Animal rights and public health advocates have pledged to continue to educate the public about the health and cruelty violations and to hold past and present NYC health officials like Drs. Mary Bassett, Demetre Daskalakis, Oxiris Barbot and Dave Chokshi accountable for their decision to prioritize politics ahead of public health.
In the days leading up to Yom Kippur, tens of thousands of Hasidim in Brooklyn will purchase and physically handle live chickens in a wet market setting. Wearing little to no PPE, they will swing the chickens around their heads as part of an annual atonement ritual called Kaporos. The chickens will be killed in approximately 30 makeshift slaughterhouses erected without permits on public streets in residential neighborhoods in violation of eight New York City health codes. The body parts, blood and feces of thousands of animals will contaminate the streets of South Williamsburg, Crown Heights and Borough Park for several days.
Kaporos is, in effect, the largest live animal wet market in the country and the only one in which the customers handle the animals before the animals are killed. Many of the animals have compromised immune systems and show signs of respiratory disease. The chickens make each other sick, and they also infect some of the people who handle them with e. Coli and campylobacter. If the viruses that these animals carry commingle and mutate into a more dangerous strain that could be spread among humans, then these Kaporos wet markets could be the source of the another zoonotic disease outbreak. According to a toxicologist who studied fecal and blood samples taken during Kaporos, the ritual “constitutes a dangerous condition” and “poses a significant public health hazard.”
During Kaporos, tens of thousands of Hasidic Jews purchase and physically handle live animals, without PPE, putting themselves and the public at risk of zoonotic disease
In addition to putting all of us at risk of another zoonotic disease pandemic, Kaporos, which attracts hordes of people in small areas, could be a COVID “super spreader” event because Hasidic communities have been observed not wearing masks or engaging in social distancing.
New York Mayor Bill de Blasio; his Health Commissioner, Dr. Dave Chokshi; and his Deputy Commissioner of Disease Control, Dr. Demetre Daskalakis, allow this mass ritual slaughter to take place, in spite of the health code violations and risks to public health, because NYC’s ultra-Orthodox Jewish communities represent a powerful voting bloc that can make or break elections in NYC and NY State. In fact, taxpayers help to underwrite the cost because the NYPD provides barricades, floodlights and a large police presence at many of the Kaporos sites. Given the risks and the disruption and death we have already endured already with pandemic, how can the Mayor and his health deputies allow Kaporos to take place?

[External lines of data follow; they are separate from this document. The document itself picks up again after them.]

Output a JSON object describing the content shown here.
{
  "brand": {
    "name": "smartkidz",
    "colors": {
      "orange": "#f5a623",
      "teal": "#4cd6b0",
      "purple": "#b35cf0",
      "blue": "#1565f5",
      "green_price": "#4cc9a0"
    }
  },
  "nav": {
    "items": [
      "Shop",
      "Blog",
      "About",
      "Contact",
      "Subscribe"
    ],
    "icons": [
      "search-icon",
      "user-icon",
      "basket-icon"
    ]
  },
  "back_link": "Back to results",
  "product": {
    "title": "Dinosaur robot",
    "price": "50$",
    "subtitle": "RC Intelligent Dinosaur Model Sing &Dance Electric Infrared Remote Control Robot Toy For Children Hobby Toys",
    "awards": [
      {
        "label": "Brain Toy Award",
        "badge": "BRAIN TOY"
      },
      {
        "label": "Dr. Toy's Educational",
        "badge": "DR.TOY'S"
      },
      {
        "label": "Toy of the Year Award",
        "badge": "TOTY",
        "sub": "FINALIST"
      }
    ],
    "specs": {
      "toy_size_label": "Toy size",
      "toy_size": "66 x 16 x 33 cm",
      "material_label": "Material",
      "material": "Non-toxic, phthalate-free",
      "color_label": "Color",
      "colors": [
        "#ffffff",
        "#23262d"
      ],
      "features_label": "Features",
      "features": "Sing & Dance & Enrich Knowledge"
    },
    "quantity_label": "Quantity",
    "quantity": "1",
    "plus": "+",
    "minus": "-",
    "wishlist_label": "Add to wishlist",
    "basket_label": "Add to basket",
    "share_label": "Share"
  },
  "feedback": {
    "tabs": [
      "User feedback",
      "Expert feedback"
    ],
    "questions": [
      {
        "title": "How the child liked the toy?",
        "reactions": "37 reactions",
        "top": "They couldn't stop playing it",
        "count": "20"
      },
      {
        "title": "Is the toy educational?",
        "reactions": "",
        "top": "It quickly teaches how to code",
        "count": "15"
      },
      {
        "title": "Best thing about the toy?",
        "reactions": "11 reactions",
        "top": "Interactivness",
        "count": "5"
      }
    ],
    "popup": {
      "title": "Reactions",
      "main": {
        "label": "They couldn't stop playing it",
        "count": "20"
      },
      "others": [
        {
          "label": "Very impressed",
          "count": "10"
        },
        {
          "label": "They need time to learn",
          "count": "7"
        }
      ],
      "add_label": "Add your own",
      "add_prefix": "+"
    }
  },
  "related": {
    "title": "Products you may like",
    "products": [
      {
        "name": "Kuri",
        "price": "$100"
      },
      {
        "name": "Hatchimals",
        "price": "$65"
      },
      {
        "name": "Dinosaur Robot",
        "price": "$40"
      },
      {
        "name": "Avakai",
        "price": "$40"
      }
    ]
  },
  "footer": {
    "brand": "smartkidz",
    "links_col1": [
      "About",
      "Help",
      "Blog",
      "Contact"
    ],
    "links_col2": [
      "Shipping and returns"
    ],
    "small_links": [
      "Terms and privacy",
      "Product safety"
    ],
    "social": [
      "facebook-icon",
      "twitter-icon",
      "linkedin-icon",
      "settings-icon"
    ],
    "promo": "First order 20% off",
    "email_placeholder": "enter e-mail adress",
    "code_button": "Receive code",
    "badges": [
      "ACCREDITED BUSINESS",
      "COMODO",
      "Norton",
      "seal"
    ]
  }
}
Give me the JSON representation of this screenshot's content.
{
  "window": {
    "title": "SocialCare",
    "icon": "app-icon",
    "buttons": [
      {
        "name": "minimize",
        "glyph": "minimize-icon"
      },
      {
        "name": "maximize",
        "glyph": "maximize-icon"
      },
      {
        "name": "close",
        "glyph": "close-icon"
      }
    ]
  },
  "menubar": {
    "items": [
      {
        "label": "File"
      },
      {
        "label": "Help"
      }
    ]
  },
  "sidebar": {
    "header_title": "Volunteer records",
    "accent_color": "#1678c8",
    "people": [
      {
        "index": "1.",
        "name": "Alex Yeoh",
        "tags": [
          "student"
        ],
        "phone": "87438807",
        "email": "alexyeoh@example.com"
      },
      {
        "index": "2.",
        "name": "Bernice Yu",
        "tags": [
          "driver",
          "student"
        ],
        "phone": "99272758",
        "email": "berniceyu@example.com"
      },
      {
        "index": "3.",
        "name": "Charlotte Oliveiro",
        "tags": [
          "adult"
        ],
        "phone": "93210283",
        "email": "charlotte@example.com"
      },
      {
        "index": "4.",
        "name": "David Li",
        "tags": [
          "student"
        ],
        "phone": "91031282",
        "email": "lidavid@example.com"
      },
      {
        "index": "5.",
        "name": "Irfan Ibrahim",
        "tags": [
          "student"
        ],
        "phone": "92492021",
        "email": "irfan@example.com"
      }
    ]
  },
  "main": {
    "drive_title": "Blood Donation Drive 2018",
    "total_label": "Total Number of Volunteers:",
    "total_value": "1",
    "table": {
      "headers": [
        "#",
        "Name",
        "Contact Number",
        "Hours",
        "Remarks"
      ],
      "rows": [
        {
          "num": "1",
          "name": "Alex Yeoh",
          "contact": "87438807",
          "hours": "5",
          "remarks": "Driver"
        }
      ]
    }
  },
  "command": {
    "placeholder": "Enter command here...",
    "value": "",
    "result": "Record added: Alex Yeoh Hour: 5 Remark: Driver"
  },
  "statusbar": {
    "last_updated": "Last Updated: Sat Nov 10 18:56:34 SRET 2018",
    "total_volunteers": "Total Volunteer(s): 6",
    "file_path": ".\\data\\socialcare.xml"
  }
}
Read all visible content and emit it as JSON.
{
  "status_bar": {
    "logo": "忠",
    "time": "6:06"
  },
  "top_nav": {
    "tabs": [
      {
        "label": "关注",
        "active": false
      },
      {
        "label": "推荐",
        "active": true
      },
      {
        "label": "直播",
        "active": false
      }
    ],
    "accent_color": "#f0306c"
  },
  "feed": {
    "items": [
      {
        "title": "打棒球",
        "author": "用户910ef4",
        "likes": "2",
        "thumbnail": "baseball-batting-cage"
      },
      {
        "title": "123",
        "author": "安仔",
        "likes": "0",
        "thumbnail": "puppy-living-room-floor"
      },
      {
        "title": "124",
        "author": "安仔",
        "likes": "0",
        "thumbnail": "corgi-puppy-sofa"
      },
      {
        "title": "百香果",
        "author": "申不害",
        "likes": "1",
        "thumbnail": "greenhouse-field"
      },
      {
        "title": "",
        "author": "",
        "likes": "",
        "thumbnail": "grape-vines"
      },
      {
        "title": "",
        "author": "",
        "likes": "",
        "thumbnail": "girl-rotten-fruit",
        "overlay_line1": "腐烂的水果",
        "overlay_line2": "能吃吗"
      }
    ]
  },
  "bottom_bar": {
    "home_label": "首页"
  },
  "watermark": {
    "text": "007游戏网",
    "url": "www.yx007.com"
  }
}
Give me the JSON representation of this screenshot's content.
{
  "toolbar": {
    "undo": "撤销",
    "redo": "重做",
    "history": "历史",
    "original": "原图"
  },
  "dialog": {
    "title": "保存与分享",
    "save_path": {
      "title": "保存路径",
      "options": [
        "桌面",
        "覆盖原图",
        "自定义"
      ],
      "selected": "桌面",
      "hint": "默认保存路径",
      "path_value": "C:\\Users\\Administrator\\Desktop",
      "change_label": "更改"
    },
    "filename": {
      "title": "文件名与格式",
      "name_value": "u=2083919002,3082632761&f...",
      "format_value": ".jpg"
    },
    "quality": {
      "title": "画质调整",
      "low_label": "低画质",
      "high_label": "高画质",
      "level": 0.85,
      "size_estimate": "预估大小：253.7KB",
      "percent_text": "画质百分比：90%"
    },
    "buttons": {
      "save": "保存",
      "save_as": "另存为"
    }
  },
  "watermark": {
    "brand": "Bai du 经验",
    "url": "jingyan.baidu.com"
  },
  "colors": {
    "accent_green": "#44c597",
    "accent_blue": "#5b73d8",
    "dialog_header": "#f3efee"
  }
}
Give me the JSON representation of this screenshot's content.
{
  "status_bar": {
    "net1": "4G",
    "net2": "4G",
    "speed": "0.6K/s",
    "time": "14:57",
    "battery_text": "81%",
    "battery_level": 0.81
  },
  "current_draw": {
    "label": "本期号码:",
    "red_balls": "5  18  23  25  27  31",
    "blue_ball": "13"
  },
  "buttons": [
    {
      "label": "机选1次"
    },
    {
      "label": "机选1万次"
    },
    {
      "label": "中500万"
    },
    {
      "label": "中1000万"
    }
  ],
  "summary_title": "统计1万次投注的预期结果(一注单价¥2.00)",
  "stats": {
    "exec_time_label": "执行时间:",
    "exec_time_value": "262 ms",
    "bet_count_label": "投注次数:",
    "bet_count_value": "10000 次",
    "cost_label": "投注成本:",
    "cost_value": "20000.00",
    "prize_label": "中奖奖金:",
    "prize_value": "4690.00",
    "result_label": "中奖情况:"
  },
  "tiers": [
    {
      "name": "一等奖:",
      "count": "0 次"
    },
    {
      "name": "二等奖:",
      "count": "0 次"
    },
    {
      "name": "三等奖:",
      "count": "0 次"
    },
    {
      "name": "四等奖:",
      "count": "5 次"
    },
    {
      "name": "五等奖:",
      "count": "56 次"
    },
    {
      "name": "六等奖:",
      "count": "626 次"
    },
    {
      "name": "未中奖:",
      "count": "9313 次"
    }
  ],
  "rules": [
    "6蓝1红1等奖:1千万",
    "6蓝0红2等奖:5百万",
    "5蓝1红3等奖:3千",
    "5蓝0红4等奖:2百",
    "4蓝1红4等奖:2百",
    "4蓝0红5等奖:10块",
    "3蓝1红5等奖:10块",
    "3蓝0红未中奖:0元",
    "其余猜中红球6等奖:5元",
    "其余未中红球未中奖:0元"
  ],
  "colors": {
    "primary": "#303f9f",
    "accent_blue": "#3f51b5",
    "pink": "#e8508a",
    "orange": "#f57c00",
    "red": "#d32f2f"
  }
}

The Kaporos wet market contaminates the public streets and sidewalks of several NYC neighborhoods with the blood, feces and body parts of thousands of animals killed in pop up slaughterhouses erected without permits in violation of 8 NYC health laws
During Kaporos, some of the live and dead chickens are discarded onto the streets. Rescuers bring the survivors who they find to veterinarians and sanctuaries to live out their lives in peace
For the past several years, animal rights and public health advocates have pled with Mayor de Blasio and his revolving door of health commissioners (Dr. Mary Bassett, Dr. Oxiris Barbot and now Dr. Dave Chokshi) to shut down Kaporos, given the health code violations and the risks to the public health. Both in court and in the media, city attorneys and spokespeople for the NYC Department of Health have defended Kaporos and argued that the City has discretion over which laws to enforce. Throughout the month of September, the Alliance to End Chickens as Kaporos plastered 300 posters around New York City to sound the alarm about Kaporos.
The Alliance to End Chickens as Kaporos, a project of United Poultry Concerns, plastered billboards around NYC to educate the public about the risk to public health created by Kaporos